> _Records for this exercise_
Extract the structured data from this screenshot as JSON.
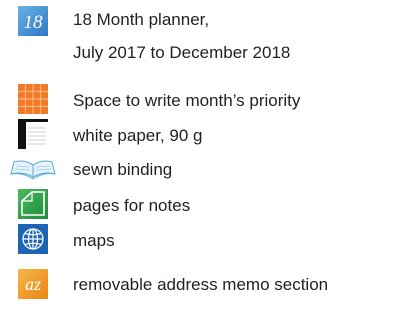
{
  "features": {
    "planner": {
      "icon": "calendar-18-icon",
      "icon_number": "18",
      "title": "18 Month planner,",
      "subtitle": "July 2017 to December 2018",
      "color": "#4a90d0"
    },
    "priority": {
      "icon": "grid-icon",
      "label": "Space to write month’s priority",
      "color": "#f07a28"
    },
    "paper": {
      "icon": "paper-stack-icon",
      "label": "white paper, 90 g",
      "color": "#111111"
    },
    "binding": {
      "icon": "open-book-icon",
      "label": "sewn binding",
      "color": "#5aa8d6"
    },
    "notes": {
      "icon": "note-page-icon",
      "label": "pages for notes",
      "color": "#2e9b4a"
    },
    "maps": {
      "icon": "globe-icon",
      "label": "maps",
      "color": "#1e64b4"
    },
    "address": {
      "icon": "az-icon",
      "icon_text": "az",
      "label": "removable address memo section",
      "color": "#f39a20"
    }
  }
}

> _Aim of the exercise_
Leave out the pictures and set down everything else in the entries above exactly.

> _Task answer_
Extract the structured data from this screenshot as JSON.
{
  "features": {
    "planner": {
      "icon": "calendar-18-icon",
      "icon_number": "18",
      "title": "18 Month planner,",
      "subtitle": "July 2017 to December 2018",
      "color": "#4a90d0"
    },
    "priority": {
      "icon": "grid-icon",
      "label": "Space to write month’s priority",
      "color": "#f07a28"
    },
    "paper": {
      "icon": "paper-stack-icon",
      "label": "white paper, 90 g",
      "color": "#111111"
    },
    "binding": {
      "icon": "open-book-icon",
      "label": "sewn binding",
      "color": "#5aa8d6"
    },
    "notes": {
      "icon": "note-page-icon",
      "label": "pages for notes",
      "color": "#2e9b4a"
    },
    "maps": {
      "icon": "globe-icon",
      "label": "maps",
      "color": "#1e64b4"
    },
    "address": {
      "icon": "az-icon",
      "icon_text": "az",
      "label": "removable address memo section",
      "color": "#f39a20"
    }
  }
}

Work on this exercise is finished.